--- START ---

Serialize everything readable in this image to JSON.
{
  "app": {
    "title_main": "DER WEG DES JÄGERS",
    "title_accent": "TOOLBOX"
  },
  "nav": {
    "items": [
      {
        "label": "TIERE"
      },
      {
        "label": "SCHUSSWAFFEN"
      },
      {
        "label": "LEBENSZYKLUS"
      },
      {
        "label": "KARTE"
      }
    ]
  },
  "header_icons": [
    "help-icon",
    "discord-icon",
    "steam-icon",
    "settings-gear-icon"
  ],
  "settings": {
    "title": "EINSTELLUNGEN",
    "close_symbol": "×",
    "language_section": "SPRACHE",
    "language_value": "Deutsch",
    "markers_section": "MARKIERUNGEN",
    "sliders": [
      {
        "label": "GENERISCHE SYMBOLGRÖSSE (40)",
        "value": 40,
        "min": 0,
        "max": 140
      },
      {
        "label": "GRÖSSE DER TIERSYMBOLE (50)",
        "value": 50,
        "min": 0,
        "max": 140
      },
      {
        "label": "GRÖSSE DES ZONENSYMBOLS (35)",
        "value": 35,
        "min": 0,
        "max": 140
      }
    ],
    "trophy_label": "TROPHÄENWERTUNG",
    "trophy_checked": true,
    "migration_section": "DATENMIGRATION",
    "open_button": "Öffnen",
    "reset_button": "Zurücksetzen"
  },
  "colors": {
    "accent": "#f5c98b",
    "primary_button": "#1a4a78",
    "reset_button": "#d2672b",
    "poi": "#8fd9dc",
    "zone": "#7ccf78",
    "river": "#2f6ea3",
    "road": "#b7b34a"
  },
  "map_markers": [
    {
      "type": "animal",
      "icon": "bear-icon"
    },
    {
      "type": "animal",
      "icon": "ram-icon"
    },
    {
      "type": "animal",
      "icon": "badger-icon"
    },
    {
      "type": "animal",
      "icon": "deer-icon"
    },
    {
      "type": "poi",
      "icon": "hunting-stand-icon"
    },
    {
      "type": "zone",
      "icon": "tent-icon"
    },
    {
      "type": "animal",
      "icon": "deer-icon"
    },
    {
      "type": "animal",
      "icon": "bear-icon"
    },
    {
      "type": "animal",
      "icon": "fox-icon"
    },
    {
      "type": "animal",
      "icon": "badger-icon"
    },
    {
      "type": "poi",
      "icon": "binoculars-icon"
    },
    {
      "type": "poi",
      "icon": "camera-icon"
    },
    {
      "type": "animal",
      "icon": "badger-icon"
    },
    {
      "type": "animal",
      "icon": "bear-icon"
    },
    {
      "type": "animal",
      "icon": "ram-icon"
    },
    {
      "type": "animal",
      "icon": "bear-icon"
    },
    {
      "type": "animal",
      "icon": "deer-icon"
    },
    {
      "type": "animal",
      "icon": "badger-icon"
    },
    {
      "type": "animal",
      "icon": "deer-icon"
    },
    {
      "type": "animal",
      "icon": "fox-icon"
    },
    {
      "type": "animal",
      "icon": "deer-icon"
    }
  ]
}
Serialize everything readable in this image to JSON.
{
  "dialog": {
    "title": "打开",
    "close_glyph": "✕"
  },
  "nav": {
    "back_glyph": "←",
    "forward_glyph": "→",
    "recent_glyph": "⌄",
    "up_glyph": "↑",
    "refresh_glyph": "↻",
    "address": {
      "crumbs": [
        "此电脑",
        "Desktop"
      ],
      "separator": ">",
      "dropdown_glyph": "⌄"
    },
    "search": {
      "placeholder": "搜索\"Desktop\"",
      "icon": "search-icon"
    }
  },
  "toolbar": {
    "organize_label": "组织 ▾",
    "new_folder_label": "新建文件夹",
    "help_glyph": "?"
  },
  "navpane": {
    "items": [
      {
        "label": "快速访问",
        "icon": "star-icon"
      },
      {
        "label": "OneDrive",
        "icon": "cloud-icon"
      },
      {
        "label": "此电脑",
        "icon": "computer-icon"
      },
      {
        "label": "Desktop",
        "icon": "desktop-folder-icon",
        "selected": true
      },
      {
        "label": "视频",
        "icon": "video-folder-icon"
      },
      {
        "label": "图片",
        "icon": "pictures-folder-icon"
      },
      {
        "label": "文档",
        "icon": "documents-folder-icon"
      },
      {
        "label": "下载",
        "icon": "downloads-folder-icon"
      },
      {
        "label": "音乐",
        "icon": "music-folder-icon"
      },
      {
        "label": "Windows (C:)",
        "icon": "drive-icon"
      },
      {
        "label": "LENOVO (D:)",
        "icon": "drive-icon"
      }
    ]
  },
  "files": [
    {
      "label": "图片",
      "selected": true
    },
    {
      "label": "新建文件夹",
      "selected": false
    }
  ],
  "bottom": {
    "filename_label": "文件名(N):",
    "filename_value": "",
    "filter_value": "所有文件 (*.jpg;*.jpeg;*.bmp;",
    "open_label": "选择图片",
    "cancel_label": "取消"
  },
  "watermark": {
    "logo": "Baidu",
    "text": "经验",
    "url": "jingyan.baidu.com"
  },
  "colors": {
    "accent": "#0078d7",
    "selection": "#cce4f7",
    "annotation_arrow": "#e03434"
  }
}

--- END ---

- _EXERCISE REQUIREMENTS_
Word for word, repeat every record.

- _OUTPUT BELOW_
Serialize everything readable in this image to JSON.
{
  "app": {
    "title_main": "DER WEG DES JÄGERS",
    "title_accent": "TOOLBOX"
  },
  "nav": {
    "items": [
      {
        "label": "TIERE"
      },
      {
        "label": "SCHUSSWAFFEN"
      },
      {
        "label": "LEBENSZYKLUS"
      },
      {
        "label": "KARTE"
      }
    ]
  },
  "header_icons": [
    "help-icon",
    "discord-icon",
    "steam-icon",
    "settings-gear-icon"
  ],
  "settings": {
    "title": "EINSTELLUNGEN",
    "close_symbol": "×",
    "language_section": "SPRACHE",
    "language_value": "Deutsch",
    "markers_section": "MARKIERUNGEN",
    "sliders": [
      {
        "label": "GENERISCHE SYMBOLGRÖSSE (40)",
        "value": 40,
        "min": 0,
        "max": 140
      },
      {
        "label": "GRÖSSE DER TIERSYMBOLE (50)",
        "value": 50,
        "min": 0,
        "max": 140
      },
      {
        "label": "GRÖSSE DES ZONENSYMBOLS (35)",
        "value": 35,
        "min": 0,
        "max": 140
      }
    ],
    "trophy_label": "TROPHÄENWERTUNG",
    "trophy_checked": true,
    "migration_section": "DATENMIGRATION",
    "open_button": "Öffnen",
    "reset_button": "Zurücksetzen"
  },
  "colors": {
    "accent": "#f5c98b",
    "primary_button": "#1a4a78",
    "reset_button": "#d2672b",
    "poi": "#8fd9dc",
    "zone": "#7ccf78",
    "river": "#2f6ea3",
    "road": "#b7b34a"
  },
  "map_markers": [
    {
      "type": "animal",
      "icon": "bear-icon"
    },
    {
      "type": "animal",
      "icon": "ram-icon"
    },
    {
      "type": "animal",
      "icon": "badger-icon"
    },
    {
      "type": "animal",
      "icon": "deer-icon"
    },
    {
      "type": "poi",
      "icon": "hunting-stand-icon"
    },
    {
      "type": "zone",
      "icon": "tent-icon"
    },
    {
      "type": "animal",
      "icon": "deer-icon"
    },
    {
      "type": "animal",
      "icon": "bear-icon"
    },
    {
      "type": "animal",
      "icon": "fox-icon"
    },
    {
      "type": "animal",
      "icon": "badger-icon"
    },
    {
      "type": "poi",
      "icon": "binoculars-icon"
    },
    {
      "type": "poi",
      "icon": "camera-icon"
    },
    {
      "type": "animal",
      "icon": "badger-icon"
    },
    {
      "type": "animal",
      "icon": "bear-icon"
    },
    {
      "type": "animal",
      "icon": "ram-icon"
    },
    {
      "type": "animal",
      "icon": "bear-icon"
    },
    {
      "type": "animal",
      "icon": "deer-icon"
    },
    {
      "type": "animal",
      "icon": "badger-icon"
    },
    {
      "type": "animal",
      "icon": "deer-icon"
    },
    {
      "type": "animal",
      "icon": "fox-icon"
    },
    {
      "type": "animal",
      "icon": "deer-icon"
    }
  ]
}
Serialize everything readable in this image to JSON.
{
  "dialog": {
    "title": "打开",
    "close_glyph": "✕"
  },
  "nav": {
    "back_glyph": "←",
    "forward_glyph": "→",
    "recent_glyph": "⌄",
    "up_glyph": "↑",
    "refresh_glyph": "↻",
    "address": {
      "crumbs": [
        "此电脑",
        "Desktop"
      ],
      "separator": ">",
      "dropdown_glyph": "⌄"
    },
    "search": {
      "placeholder": "搜索\"Desktop\"",
      "icon": "search-icon"
    }
  },
  "toolbar": {
    "organize_label": "组织 ▾",
    "new_folder_label": "新建文件夹",
    "help_glyph": "?"
  },
  "navpane": {
    "items": [
      {
        "label": "快速访问",
        "icon": "star-icon"
      },
      {
        "label": "OneDrive",
        "icon": "cloud-icon"
      },
      {
        "label": "此电脑",
        "icon": "computer-icon"
      },
      {
        "label": "Desktop",
        "icon": "desktop-folder-icon",
        "selected": true
      },
      {
        "label": "视频",
        "icon": "video-folder-icon"
      },
      {
        "label": "图片",
        "icon": "pictures-folder-icon"
      },
      {
        "label": "文档",
        "icon": "documents-folder-icon"
      },
      {
        "label": "下载",
        "icon": "downloads-folder-icon"
      },
      {
        "label": "音乐",
        "icon": "music-folder-icon"
      },
      {
        "label": "Windows (C:)",
        "icon": "drive-icon"
      },
      {
        "label": "LENOVO (D:)",
        "icon": "drive-icon"
      }
    ]
  },
  "files": [
    {
      "label": "图片",
      "selected": true
    },
    {
      "label": "新建文件夹",
      "selected": false
    }
  ],
  "bottom": {
    "filename_label": "文件名(N):",
    "filename_value": "",
    "filter_value": "所有文件 (*.jpg;*.jpeg;*.bmp;",
    "open_label": "选择图片",
    "cancel_label": "取消"
  },
  "watermark": {
    "logo": "Baidu",
    "text": "经验",
    "url": "jingyan.baidu.com"
  },
  "colors": {
    "accent": "#0078d7",
    "selection": "#cce4f7",
    "annotation_arrow": "#e03434"
  }
}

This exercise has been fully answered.